But the world crucified him for it, and now, his new Netflix documentary, “Untold: The Girlfriend Who Didn’t Exist,” exposes just how much he didn’t deserve the slander. A Mormon who left Hawaii to become a gamechanger for a very Catholic University of Notre Dame in a very white South Bend, Indiana, got derailed by a person grappling with their gender and sexuality.

In 2012, Te’o was a senior and was recording an amazing season at Notre Dame. The school that bleeds the ethos of Rudy Ruettiger and the subsequent movie “Rudy” loved a feel-good story, and Te’o became just that. After his grandmother, Annette Santiago, died in September of that year, that same day, approximately six hours later, he heard that his “girlfriend,” Lennay Kekua, had died after a battle with leukemia.

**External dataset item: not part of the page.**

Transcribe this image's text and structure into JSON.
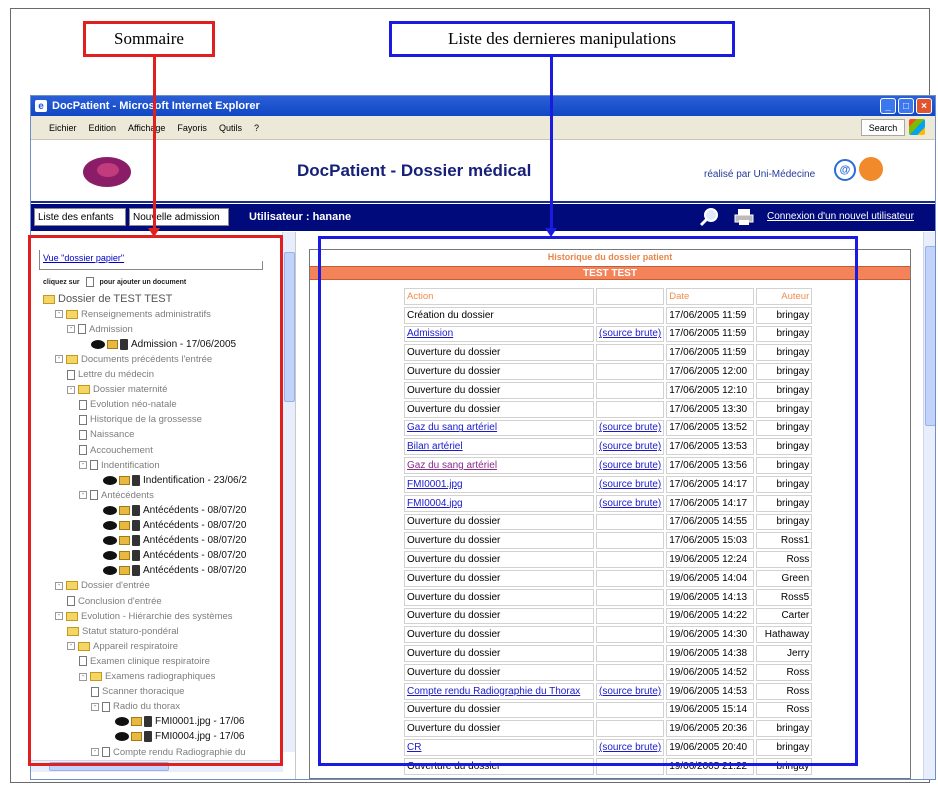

It led to a dynamic performance on the field, and he made national news when a reporter asked about the so-called “double tragedy” of his grandmother dying and girlfriend’s death. The Fighting Irish went 12-0 on the season, finishing with the best defense in the country, allowing 10.3 points per game. The story, Te’o’s emotional reactions, and his on-field successes reinvigorated Notre Dame to compete against Alabama. However, for a national championship, all began to come to a head in a losing fashion.

With a consensus All-American nod, eight national awards, and a Heisman trophy consideration, Te’o was a victim of the most fantastic catfishing story in sports history. The worst part was that the genuine authenticity of Te’o sold a story that he didn’t even know was happening to him.

Naya Tuiasosopo, formerly Ronaiah Tuiasosopo, created Lenny Kekua; try to say that three times fast. Tuiasosopo used images of an old classmate, Diane O’Meara, without her consent to make the fake persona and used social media to perpetrate the fraud. Te’o’s innate gullibility was so hard to believe that the world indicted him and felt that the scheme was hatched by the two jointly.

It was cosplay gone mad with Tuiasosopo as the wizard behind the curtain playing with Te’o’s life, and it almost affected his chances of going to the NFL, where the word “distraction” is a death sentence for a career. It was the ultimate real-life circumstance of how you only live long enough to see yourself become the villain in the media and popular opinion.

Next, speculation was that Te’o might be gay, and after going through the rumor mill and the press circuit to explain his side of the story, Te’o was looking to get into the league and away from the scandal. Unfortunately, it did affect him as he slid from the first round to the second round of the 2013 NFL draft and millions of dollars.

According to Te’o, at the NFL Combine, every scout asked him about the catfishing incident, not his abilities. Today, after playing for three teams from 2013-2021, the now-married-with-children football player cried and explained how the world abused him, and yet he still had faith and struggled to keep his resolve as a player in the NFL.

After being the butt of an everlasting joke, Manti Te’o finally told the whole story, and it shows how cruel the world of fast food media and public perception can be.

Rhett Butler is a Boxing Writer Association of America Journalist, Play-By-Play Commentator, Combat Sports Insider, and Former Mixed Martial Arts and Boxing Promoter. The New York City native honed his skills at various news outlets including but not limited to: TIME Magazine, Money Magazine, CNN's Wolf Blitzer Reports, and more. Rhett hosts the PRITTY Left Hook podcast, a polarizing combat sports insider's take featuring the world's biggest names.